Canku Ota Logo

Canku Ota

Canku Ota Logo

(Many Paths)

An Online Newsletter Celebrating Native America


January 10, 2004 - Issue 104


pictograph divider


Qitsualik: The Old Man and the Ice

by Rachel Attituq Qitsualik / Indian Country Today

Glorious it is to see ... the caribou ... beginning their wandering to the north. Glorious it is to see the great herds ... spreading out over the plains of white. Glorious to see.

- Inuit poem recorded by Knud Rasmussen in the 1920s

Rasmussen (The Netsilik Eskimos 1931: 224) once asked a certain Netsilingmiut hunter, "What is it you desire most in life?"

The man responded, "I would like to live without sadness and without pain, I mean without suffering of any kind, without sickness."

This makes a lot of sense, despite the fact that most people today, when asked the same question, would probably answer, "To live as long as possible."

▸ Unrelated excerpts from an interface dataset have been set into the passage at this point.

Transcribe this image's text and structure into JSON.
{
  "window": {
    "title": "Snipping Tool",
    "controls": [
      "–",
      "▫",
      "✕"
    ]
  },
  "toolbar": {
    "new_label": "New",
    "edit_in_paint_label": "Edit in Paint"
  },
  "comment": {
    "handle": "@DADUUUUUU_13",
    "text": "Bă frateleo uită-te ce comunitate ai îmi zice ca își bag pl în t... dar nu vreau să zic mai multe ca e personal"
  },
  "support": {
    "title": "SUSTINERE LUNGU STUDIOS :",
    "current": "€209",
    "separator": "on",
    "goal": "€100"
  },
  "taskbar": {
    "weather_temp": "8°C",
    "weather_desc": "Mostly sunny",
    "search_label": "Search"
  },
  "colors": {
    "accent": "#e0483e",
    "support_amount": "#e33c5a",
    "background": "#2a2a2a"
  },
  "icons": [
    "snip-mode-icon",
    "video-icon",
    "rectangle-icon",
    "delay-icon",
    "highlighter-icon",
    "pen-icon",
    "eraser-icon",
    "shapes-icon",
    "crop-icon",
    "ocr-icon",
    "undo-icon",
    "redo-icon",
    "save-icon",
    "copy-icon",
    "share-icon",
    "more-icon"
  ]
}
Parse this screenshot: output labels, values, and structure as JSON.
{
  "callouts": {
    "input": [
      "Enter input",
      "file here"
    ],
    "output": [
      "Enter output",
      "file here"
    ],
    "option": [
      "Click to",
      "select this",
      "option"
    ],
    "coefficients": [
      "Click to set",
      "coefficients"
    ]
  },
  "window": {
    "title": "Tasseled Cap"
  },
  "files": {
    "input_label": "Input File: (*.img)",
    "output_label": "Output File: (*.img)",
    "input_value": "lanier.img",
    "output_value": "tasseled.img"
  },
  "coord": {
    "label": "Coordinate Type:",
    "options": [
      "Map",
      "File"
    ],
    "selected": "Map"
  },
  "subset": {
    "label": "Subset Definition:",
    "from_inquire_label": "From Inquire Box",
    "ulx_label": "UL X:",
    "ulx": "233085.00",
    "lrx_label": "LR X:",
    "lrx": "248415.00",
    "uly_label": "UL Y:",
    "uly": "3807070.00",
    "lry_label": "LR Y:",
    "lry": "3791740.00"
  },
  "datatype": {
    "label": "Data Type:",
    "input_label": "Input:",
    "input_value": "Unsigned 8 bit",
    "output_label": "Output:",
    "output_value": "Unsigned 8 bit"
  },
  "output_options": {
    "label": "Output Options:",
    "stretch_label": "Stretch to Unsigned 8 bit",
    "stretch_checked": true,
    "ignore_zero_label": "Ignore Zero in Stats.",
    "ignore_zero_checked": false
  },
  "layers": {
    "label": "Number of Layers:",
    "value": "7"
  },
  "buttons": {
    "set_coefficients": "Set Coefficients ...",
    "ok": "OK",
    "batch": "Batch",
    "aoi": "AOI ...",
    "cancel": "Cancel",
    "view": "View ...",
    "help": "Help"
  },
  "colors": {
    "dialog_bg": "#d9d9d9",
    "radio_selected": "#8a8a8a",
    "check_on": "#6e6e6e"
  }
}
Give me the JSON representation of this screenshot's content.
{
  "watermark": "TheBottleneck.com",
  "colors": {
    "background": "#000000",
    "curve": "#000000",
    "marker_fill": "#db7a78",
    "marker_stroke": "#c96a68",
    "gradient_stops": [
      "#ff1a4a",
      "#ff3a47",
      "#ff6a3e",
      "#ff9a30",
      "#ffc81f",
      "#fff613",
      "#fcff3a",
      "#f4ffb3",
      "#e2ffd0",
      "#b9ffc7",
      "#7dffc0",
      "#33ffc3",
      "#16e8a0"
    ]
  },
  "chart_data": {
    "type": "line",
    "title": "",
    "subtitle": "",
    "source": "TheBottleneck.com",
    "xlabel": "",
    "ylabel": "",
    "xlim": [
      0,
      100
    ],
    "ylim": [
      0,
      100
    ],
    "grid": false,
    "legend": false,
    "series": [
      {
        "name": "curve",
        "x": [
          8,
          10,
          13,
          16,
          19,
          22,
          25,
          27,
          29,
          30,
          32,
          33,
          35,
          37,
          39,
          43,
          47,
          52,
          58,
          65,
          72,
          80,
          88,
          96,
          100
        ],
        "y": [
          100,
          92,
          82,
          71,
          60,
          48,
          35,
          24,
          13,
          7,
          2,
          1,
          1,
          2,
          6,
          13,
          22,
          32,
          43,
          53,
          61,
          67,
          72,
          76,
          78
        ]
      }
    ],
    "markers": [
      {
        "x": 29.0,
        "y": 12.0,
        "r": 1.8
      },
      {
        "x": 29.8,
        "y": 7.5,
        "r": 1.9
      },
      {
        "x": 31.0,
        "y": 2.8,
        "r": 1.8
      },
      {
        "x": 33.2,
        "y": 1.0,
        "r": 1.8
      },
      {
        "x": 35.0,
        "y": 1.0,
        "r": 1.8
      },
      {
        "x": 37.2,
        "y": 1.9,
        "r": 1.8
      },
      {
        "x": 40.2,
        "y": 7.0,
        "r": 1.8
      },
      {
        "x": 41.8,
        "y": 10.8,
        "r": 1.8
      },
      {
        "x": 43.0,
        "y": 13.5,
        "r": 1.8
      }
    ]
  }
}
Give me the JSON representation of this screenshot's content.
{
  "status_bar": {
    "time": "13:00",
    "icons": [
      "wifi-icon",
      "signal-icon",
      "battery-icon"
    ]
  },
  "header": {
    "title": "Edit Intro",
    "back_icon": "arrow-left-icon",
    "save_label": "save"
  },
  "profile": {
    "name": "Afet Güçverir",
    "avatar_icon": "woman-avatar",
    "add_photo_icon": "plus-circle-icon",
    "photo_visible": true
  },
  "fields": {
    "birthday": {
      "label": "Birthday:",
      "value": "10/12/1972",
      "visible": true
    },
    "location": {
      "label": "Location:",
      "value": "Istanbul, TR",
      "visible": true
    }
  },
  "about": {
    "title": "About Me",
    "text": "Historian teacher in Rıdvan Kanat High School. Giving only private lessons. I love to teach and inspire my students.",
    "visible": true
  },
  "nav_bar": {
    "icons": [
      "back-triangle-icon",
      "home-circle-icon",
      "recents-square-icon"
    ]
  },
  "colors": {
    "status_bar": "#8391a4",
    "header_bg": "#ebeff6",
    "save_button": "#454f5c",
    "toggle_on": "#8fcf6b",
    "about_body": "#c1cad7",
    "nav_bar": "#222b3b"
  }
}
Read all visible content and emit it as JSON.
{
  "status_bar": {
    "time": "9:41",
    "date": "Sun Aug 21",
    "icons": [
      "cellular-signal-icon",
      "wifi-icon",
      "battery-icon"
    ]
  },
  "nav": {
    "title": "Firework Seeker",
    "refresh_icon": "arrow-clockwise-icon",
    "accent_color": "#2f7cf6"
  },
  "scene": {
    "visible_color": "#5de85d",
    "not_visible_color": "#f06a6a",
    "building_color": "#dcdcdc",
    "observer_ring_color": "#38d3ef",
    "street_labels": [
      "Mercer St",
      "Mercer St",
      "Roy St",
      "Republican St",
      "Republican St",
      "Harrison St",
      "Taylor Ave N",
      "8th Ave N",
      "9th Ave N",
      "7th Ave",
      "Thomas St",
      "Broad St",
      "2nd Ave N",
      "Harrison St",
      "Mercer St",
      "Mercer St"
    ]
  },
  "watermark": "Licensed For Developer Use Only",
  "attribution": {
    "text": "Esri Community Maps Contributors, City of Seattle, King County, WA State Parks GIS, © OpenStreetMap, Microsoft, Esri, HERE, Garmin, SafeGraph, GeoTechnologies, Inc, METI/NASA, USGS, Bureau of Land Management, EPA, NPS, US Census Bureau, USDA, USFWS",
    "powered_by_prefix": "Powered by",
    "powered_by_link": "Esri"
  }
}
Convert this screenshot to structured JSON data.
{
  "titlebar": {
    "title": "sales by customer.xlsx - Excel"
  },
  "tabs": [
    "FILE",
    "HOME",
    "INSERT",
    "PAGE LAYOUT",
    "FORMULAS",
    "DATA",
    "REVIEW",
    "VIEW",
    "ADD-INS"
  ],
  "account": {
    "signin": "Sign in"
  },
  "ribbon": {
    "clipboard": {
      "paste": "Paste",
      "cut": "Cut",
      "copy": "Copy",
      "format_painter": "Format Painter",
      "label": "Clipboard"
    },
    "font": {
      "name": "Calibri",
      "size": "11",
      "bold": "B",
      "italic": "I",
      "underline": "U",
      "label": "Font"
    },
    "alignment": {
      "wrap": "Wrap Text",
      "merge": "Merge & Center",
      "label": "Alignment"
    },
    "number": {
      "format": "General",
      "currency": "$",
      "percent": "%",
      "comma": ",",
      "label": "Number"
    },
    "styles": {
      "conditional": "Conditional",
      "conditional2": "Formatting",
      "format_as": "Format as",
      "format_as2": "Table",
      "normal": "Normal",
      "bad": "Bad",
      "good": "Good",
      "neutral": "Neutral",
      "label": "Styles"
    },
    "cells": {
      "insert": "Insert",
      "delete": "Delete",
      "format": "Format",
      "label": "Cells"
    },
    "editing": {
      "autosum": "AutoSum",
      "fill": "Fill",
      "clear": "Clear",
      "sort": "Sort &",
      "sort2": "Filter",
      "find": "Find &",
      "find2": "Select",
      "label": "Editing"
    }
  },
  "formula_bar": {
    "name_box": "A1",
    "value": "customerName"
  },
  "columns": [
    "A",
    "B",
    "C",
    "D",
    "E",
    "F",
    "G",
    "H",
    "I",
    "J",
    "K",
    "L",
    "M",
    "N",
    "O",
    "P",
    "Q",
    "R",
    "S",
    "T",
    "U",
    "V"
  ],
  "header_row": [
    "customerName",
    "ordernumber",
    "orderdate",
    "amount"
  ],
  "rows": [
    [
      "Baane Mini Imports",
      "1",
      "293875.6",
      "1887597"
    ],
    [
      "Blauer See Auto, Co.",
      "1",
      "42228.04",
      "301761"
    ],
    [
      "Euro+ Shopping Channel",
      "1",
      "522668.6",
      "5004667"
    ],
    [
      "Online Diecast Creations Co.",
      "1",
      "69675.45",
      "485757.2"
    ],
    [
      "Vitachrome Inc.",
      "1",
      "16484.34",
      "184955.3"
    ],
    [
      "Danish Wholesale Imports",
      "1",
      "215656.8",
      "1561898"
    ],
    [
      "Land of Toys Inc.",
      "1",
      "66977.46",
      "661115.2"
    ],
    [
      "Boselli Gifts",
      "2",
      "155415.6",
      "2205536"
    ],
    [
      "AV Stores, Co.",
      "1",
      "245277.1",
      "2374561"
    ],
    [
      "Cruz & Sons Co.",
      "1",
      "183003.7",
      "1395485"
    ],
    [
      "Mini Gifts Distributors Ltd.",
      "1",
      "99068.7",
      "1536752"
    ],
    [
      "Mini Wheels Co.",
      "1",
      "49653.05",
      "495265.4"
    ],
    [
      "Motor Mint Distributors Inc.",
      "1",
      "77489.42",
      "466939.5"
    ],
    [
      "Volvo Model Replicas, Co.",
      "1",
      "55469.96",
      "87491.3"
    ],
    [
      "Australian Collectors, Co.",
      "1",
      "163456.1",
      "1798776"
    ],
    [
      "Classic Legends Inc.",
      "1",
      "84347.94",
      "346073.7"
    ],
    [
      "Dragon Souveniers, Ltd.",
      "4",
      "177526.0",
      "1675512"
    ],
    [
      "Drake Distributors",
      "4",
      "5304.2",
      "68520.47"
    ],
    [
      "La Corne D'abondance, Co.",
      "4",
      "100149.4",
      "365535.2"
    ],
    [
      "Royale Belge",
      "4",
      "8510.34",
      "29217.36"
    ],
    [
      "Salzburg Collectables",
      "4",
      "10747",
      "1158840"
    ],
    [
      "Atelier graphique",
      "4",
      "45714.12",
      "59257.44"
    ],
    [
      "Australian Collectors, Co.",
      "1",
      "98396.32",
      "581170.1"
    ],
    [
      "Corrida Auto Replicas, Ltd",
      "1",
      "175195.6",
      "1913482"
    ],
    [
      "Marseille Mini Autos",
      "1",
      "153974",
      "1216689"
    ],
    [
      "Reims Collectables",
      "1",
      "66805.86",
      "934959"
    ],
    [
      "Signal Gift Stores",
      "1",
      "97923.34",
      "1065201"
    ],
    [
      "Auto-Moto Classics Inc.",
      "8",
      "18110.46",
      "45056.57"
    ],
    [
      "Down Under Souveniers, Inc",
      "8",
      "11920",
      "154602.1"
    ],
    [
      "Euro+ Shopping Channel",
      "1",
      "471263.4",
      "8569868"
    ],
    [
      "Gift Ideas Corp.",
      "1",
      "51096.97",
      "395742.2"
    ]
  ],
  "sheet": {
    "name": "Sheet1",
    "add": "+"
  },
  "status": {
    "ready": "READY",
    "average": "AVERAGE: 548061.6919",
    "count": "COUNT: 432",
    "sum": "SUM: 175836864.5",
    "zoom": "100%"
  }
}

Close brushes with death were pretty common with Inuit of the old days. And it gave them a perspective toward death that is uncommon in these times. They did worry about aspects of their mortality, just as people today do, but they were generally resigned to the idea that their lives would not necessarily be long. Instead of worrying about how long they might live, they fretted over quality. A lack of suffering was what they most desired - they feared becoming sick, maimed, lonely, or a burden to their families.

It was a fact, in those times, that every new day carried with it the possibility of death. There was no point in getting hysterical over such a reality - one simply had to get used to it. And they did just that.

When I was in Rankin Inlet a few years back, I was lucky enough to run into a very, very old fellow. Speaking only proper Inuktitut, he showed me the top of his head, bald except for the wispy remnants of snowy-white hairs. The flesh of his scalp was a mass of scars, the cranium itself strangely indented, as though his skull had been crushed inward until it had become bowl-shaped. Gesturing toward his head, he explained that, long ago, he had found himself trapped against a towering wall of sea-ice, ambushed by a polar bear. Lacking dogs, his gun jammed, he spent a small eternity defending himself against the bear. Time after time, it reared up and crashed its paws down upon his shoulders and head. He survived only by struggling to remain standing, since he knew that a bear attacks by forcing its prey down beneath it, whereupon it can kill by biting off the victim’s face. He refused to allow the bear to knock him down, and after many attempts, it grew tired and stalked off, leaving him alive. But he had been severely wounded, his head permanently disfigured by its blows.

He told the story in the same way that he might have talked of buying something at the store. And, to top it off, he had only told it to introduce some other topic (some bit of political chit-chat) of current interest to him.

I later heard that this old man had died only a couple of days later. He was truly ancient, and it was no surprise, but it made me painfully aware that, if the man had not incidentally told me his tale, it might have died with him. I realized that all too many of these living libraries are even now dying, their untapped knowledge, their histories and adventures, passing with them. For they will not tell such stories until the time is right, or until their stories are asked of them. Being traditional, they keep their thoughts to themselves, for this is Inuktitut, the way of Inuit.

But is it surprising that he wasn’t excited about his brush with death? It shouldn’t be, since this sort of thing was simply the kind of world his generation lived in. We might call it an adventure, but he simply knew it as day-to-day life. For him, this was the equivalent of a day at the office.

In such a world, dreams of a long life quickly dissolve, being at best unlikely. It is, however, still possible to dream of happiness - and this is just what traditional Inuit really valued.

Such values are reflected in the traditional Inuit views of what happens to an individual after death. It was important to think that material happiness might endure - even if life itself could not. And this had a direct impact on the approach used by early missionaries.


(That is all I have to say.)

Rankin Inlet, Nunavut, Canada Map

Maps by Travel

pictograph divider

Home PageFront PageArchivesOur AwardsAbout Us

Kid's PageColoring BookCool LinksGuest BookEmail Us


pictograph divider

  Canku Ota is a free Newsletter celebrating Native America, its traditions and accomplishments . We do not provide subscriber or visitor names to anyone. Some articles presented in Canku Ota may contain copyright material. We have received appropriate permissions for republishing any articles. Material appearing here is distributed without profit or monetary gain to those who have expressed an interest. This is in accordance with Title 17 U.S.C. Section 107.  

Canku Ota is a copyright © 2000, 2001, 2002, 2003, 2004 of Vicki Lockard and Paul Barry.

Canku Ota Logo   Canku Ota Logo

The "Canku Ota - A Newsletter Celebrating Native America" web site and its design is the

Copyright © 1999, 2000, 2001, 2002, 2003, 2004 of Paul C. Barry.

All Rights Reserved.

Site Meter
Thank You

Valid HTML 4.01!